The plane landed at Kennedy International Airport and my trip through a world of intimidating fear, paranoia, and formless dread began, but first I looked for a McDonald’s. There were none; you may have missed this, but I have noticed that the departures areas of international airports are packed with every fast food outlet, bookstore, coffee shop, and duty free liquor store known to humanity; the arrivals areas are devoid of economic life, the reason being, I suppose, that the people who run the airports want you to go away, get lost, vamoose, scram already, and to do all of these things immediately, if not sooner. Damn, I thought to myself. I would not be able to put off my confrontation with U. S. Customs. I marched down the halls to the baggage carousel with all the determination of a thief trying to brass his way out of a botched bank job. At the carousel I waited. I waited some more. Then I waited some more. The baggage handlers, sick sadistic fiends that they are, did not want me to get on with it, but to stay in this miserable friendless place surrounded by watchful eyes ready to pounce on the hapless olive oil smuggler.
At excruciating length my bags appeared and I picked them up; a sudden feeling of doom came over me. It occurred to me that I could have left the bags and fled for the hills and no one would ever know my guilty secret. But if I had, then the cold and ruthless men who had lured me into a life of crime would hunt me down and terminate my employment with extreme prejudice. Hung on the horns of a dilemma, I took the bags and headed for Customs.

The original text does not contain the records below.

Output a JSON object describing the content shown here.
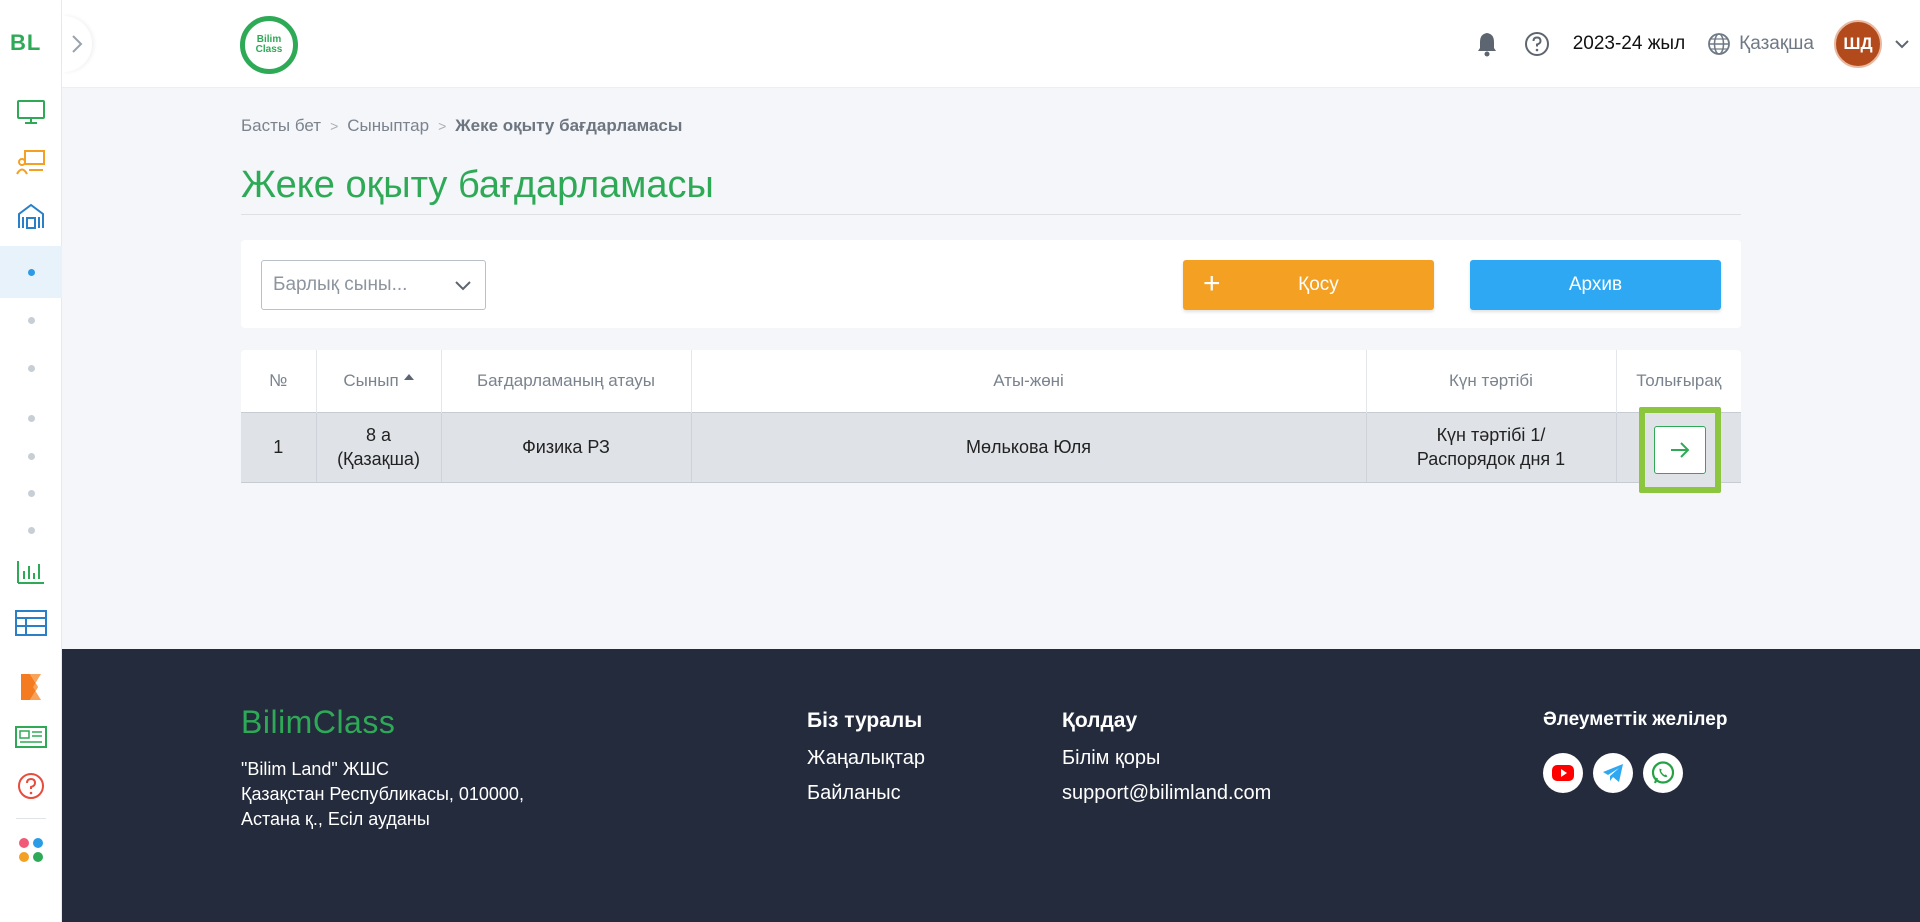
{
  "rail": {
    "logo": "BL",
    "toggle_icon": "chevron-right-icon",
    "items": [
      {
        "icon": "monitor-icon",
        "color": "#2eaa57"
      },
      {
        "icon": "teacher-board-icon",
        "color": "#f4a022"
      },
      {
        "icon": "school-icon",
        "color": "#2a7fc9"
      }
    ]
  },
  "header": {
    "logo_text": "Bilim Class",
    "year": "2023-24 жыл",
    "language": "Қазақша",
    "avatar_initials": "ШД"
  },
  "breadcrumb": {
    "items": [
      "Басты бет",
      "Сыныптар"
    ],
    "current": "Жеке оқыту бағдарламасы"
  },
  "page": {
    "title": "Жеке оқыту бағдарламасы"
  },
  "toolbar": {
    "class_select_value": "Барлық сыны...",
    "add_label": "Қосу",
    "archive_label": "Архив"
  },
  "table": {
    "headers": [
      "№",
      "Сынып",
      "Бағдарламаның атауы",
      "Аты-жөні",
      "Күн тәртібі",
      "Толығырақ"
    ],
    "rows": [
      {
        "num": "1",
        "class_line1": "8 а",
        "class_line2": "(Қазақша)",
        "program": "Физика РЗ",
        "name": "Мөлькова Юля",
        "schedule_line1": "Күн тәртібі 1/",
        "schedule_line2": "Распорядок дня 1"
      }
    ]
  },
  "footer": {
    "logo": "BilimClass",
    "address": [
      "\"Bilim Land\" ЖШС",
      "Қазақстан Республикасы, 010000,",
      "Астана қ., Есіл ауданы"
    ],
    "about": {
      "title": "Біз туралы",
      "links": [
        "Жаңалықтар",
        "Байланыс"
      ]
    },
    "support": {
      "title": "Қолдау",
      "links": [
        "Білім қоры",
        "support@bilimland.com"
      ]
    },
    "social": {
      "title": "Әлеуметтік желілер",
      "icons": [
        "youtube-icon",
        "telegram-icon",
        "whatsapp-icon"
      ]
    }
  },
  "colors": {
    "brand_green": "#2eaa57",
    "add_orange": "#f4a022",
    "archive_blue": "#2ea8f2",
    "highlight": "#8cc63f",
    "footer_bg": "#242b3c"
  }
}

I got on the line for American citizens and waited as the line drew ever closer to the inspector. When my turn came I marched forward, prepared to lie, cheat, steal, and kill in order to get my olive oil (I’d started to think of the oil in my trousers as mine, even though it would never be, in any meaningful sense) into the United States. The inspector, a cheerful young woman, welcomed me back to the United States and looked at my passport. She ran it under some kind of optical device and then handed it back to me. The tension stretched my nerves to their limit as I expected momentarily the sudden arrival of Customs agents the size of linebackers who would escort me to a back room of the airport, where they would beat the truth about my smuggling out of me. I picked up my bags and said, “Thank you.” I walked away, the sweat running down my back in marathons, staining my shirt. I headed for the exit, my muscles straining as I awaited the tackle by Treasury agents that would end my life of crime before it’d really gotten off the ground and send me to federal prison for life. I thought that I might crack under the strain and go mad then and there. I passed through the doors and a man said, “Taxi, mister?” “No,” I screamed, “don’t beat me, I confess.” “Okay, mister, you confess, but do you need a taxi? Thirty dollars into the city.” “Oh,” I said. “Okay.”